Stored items
────────────────────

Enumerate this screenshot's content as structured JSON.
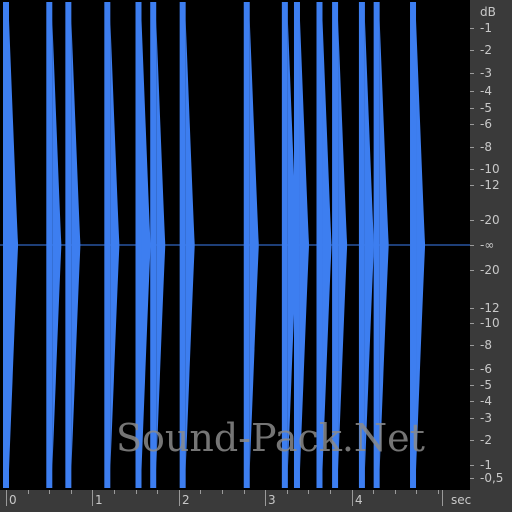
{
  "waveform": {
    "color": "#3d7ef0",
    "background": "#000000",
    "transients_sec": [
      0.0,
      0.5,
      0.72,
      1.17,
      1.53,
      1.7,
      2.04,
      2.78,
      3.22,
      3.36,
      3.62,
      3.8,
      4.11,
      4.28,
      4.7
    ]
  },
  "db_ruler": {
    "unit": "dB",
    "upper_labels": [
      "-1",
      "-2",
      "-3",
      "-4",
      "-5",
      "-6",
      "-8",
      "-10",
      "-12",
      "-20"
    ],
    "center_label": "-∞",
    "lower_labels": [
      "-20",
      "-12",
      "-10",
      "-8",
      "-6",
      "-5",
      "-4",
      "-3",
      "-2",
      "-1",
      "-0,5"
    ]
  },
  "time_ruler": {
    "unit": "sec",
    "labels": [
      "0",
      "1",
      "2",
      "3",
      "4"
    ]
  },
  "watermark": "Sound-Pack.Net"
}
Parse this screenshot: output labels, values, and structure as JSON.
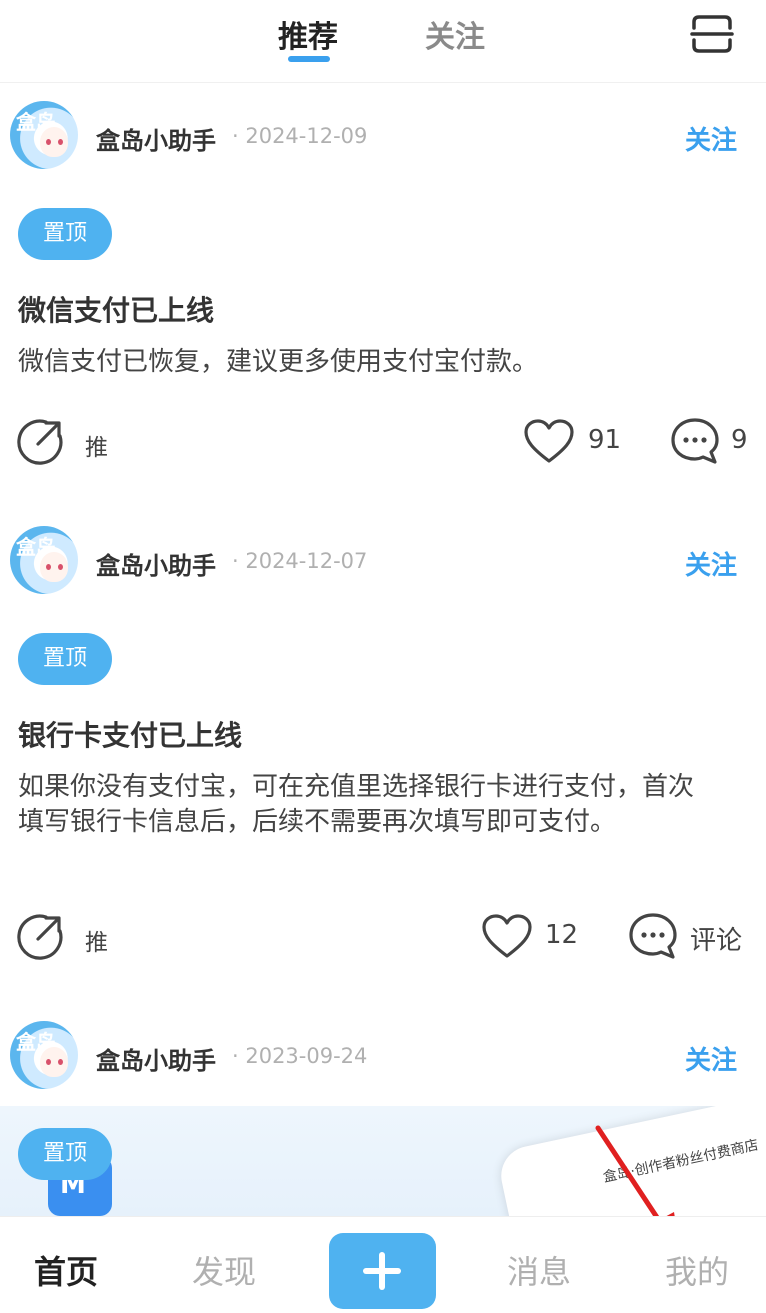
{
  "tabs": {
    "active": "推荐",
    "inactive": "关注"
  },
  "posts": [
    {
      "author": "盒岛小助手",
      "date": "· 2024-12-09",
      "follow_label": "关注",
      "pin_label": "置顶",
      "title": "微信支付已上线",
      "body": "微信支付已恢复，建议更多使用支付宝付款。",
      "share_label": "推",
      "likes": "91",
      "comments": "9"
    },
    {
      "author": "盒岛小助手",
      "date": "· 2024-12-07",
      "follow_label": "关注",
      "pin_label": "置顶",
      "title": "银行卡支付已上线",
      "body": "如果你没有支付宝，可在充值里选择银行卡进行支付，首次填写银行卡信息后，后续不需要再次填写即可支付。",
      "share_label": "推",
      "likes": "12",
      "comments": "评论"
    },
    {
      "author": "盒岛小助手",
      "date": "· 2023-09-24",
      "follow_label": "关注",
      "pin_label": "置顶",
      "image_text": "盒岛·创作者粉丝付费商店"
    }
  ],
  "avatar_mark": "盒岛",
  "app_icon_mark": "M",
  "bottom_nav": {
    "home": "首页",
    "discover": "发现",
    "messages": "消息",
    "mine": "我的"
  },
  "colors": {
    "accent": "#3aa0ee",
    "badge": "#4fb2f0",
    "arrow": "#e02020"
  }
}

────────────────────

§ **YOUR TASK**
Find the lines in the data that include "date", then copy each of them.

§ **ANSWER FOR THE TASK**
      "date": "· 2024-12-09",
      "date": "· 2024-12-07",
      "date": "· 2023-09-24",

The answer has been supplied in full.